By Mihaela Ulieru, President, IMPACT Institute for the Digital Economy; and Director, Adaptive Risk Management Laboratory

What are the essential questions that we, as researchers and practitioners, need to pose or haven’t even considered yet?

Due to the lack of adequate policy frameworks, the obstacles in implementing innovative solutions at all levels are the limited capacity of social processes to manage rapid change in institutional design, planning and public services, rather than technological innovation. If only we knew how to incorporate evidence-based decision-making in our governance structures to change the status quo.

–          How to revolutionize our coercive and disabling governance structures and enable the transition to agile, participatory responsive social network operating systems which foster creativity and enable innovation?

–          How to design validation frameworks that reveal the impact of policies on the work ethics, culture and productivity in our organizations?

–          How to increase people’s work productivity via engaging mechanisms that stimulate rather than oblige, transitioning the current work organization processes from contract to commitment by fueling performance through visceral engaging architectures of participation which infuse a blissful, epic-like meaning to the purpose of work?

–          How to enable remote access to education via eLearning strategies facilitating personalized curriculum targeted at each student’s career goals via online course enrolments and credits?

–          How to enable eHealth and mobile health solutions, empowering patients to get engaged and be accountable for their health?

–          How to enable the personalized medicine revolution to transform our medical system?
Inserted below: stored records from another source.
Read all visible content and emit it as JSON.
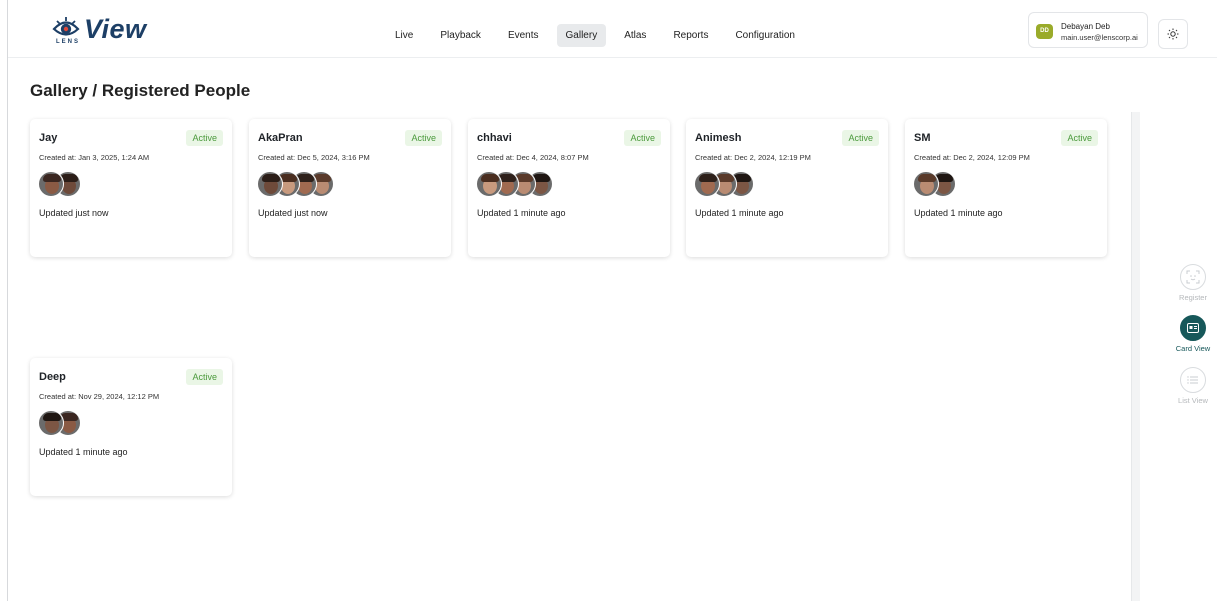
{
  "brand": {
    "name": "View",
    "sub": "LENS",
    "accent": "#1d3f66"
  },
  "nav": {
    "items": [
      {
        "label": "Live"
      },
      {
        "label": "Playback"
      },
      {
        "label": "Events"
      },
      {
        "label": "Gallery"
      },
      {
        "label": "Atlas"
      },
      {
        "label": "Reports"
      },
      {
        "label": "Configuration"
      }
    ],
    "active": "Gallery"
  },
  "user": {
    "initials": "DD",
    "name": "Debayan Deb",
    "email": "main.user@lenscorp.ai"
  },
  "page": {
    "title": "Gallery / Registered People"
  },
  "status_colors": {
    "active_bg": "#eaf6e6",
    "active_text": "#4b9a3c"
  },
  "people": [
    {
      "name": "Jay",
      "status": "Active",
      "created": "Created at: Jan 3, 2025, 1:24 AM",
      "updated": "Updated just now",
      "photo_count": 2
    },
    {
      "name": "AkaPran",
      "status": "Active",
      "created": "Created at: Dec 5, 2024, 3:16 PM",
      "updated": "Updated just now",
      "photo_count": 4
    },
    {
      "name": "chhavi",
      "status": "Active",
      "created": "Created at: Dec 4, 2024, 8:07 PM",
      "updated": "Updated 1 minute ago",
      "photo_count": 4
    },
    {
      "name": "Animesh",
      "status": "Active",
      "created": "Created at: Dec 2, 2024, 12:19 PM",
      "updated": "Updated 1 minute ago",
      "photo_count": 3
    },
    {
      "name": "SM",
      "status": "Active",
      "created": "Created at: Dec 2, 2024, 12:09 PM",
      "updated": "Updated 1 minute ago",
      "photo_count": 2
    },
    {
      "name": "Deep",
      "status": "Active",
      "created": "Created at: Nov 29, 2024, 12:12 PM",
      "updated": "Updated 1 minute ago",
      "photo_count": 2
    }
  ],
  "tools": [
    {
      "label": "Register",
      "icon": "face-scan-icon",
      "active": false
    },
    {
      "label": "Card View",
      "icon": "card-view-icon",
      "active": true
    },
    {
      "label": "List View",
      "icon": "list-view-icon",
      "active": false
    }
  ]
}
How to make room for the latest genomic discoveries in medical practices?

What do you think an interdisciplinary open government research network should look into?

How can we find ways to anticipate the effects of a policy before it is applied, using latest advances in predictive analytics and the wealth of data that modern information communication technologies provide? How can we accelerate the adoption of informed, evidence based governance using this wealth of data?

Are there broader categories of concern that have not yet received the requisite research attention?

Taken together, interconnected grids of communication, electricity, and transport integrated with the social fabric of citizen participants will undergird development of this century’s energy-efficient and sustainable living, hosting the institutions and technologies of transformed low-carbon economies. If only we knew how to understand and advance the interweaving of humans and ICT to create a world with social, physical, and cyber dimensions, enabling a kind of social network operating systems with citizens as “players,” and “inputs” whose interactions use the “invisible hand” of democratic informed choice to address complex, interdependent global-scale challenges such as sustainability and climate change.

–          How to enable the deployment of such socio-technical infrastructures while supporting the transition to a post‐manufacturing, innovation- and knowledge‐based green economy and society?

–          Which governance models and structures are appropriate for such socio-technical infrastructures? What is the role of knowledge governance and social computing in this broader context?

–          What are the principles of management and engineering that will infuse these emerging socio-technical complex large-scale systems with the ability to discover a variety of potential solutions in the collective intelligence repertoire to meet future challenges as they arise?

–          How to redefine indicators that expose the impact of the convoluted effects of interdependent socio-political-economic factors on the current global dynamics, negatively affecting the overall wellbeing and sustainability of life on Earth? How to define new indicators of wealth and social well-being in a global context?

…how innovations in science and technology change the way we work together to enhance our well-being.

By Beth Noveck, GovLab Continue reading

…how to regulate for-profit industry in ways that are more automatic, more efficient, and less prone to regulatory capture.

By the Alternative Regulation Working Group @ the London Summit on Re-Thinking Government, Re-Imagining Democracy Continue reading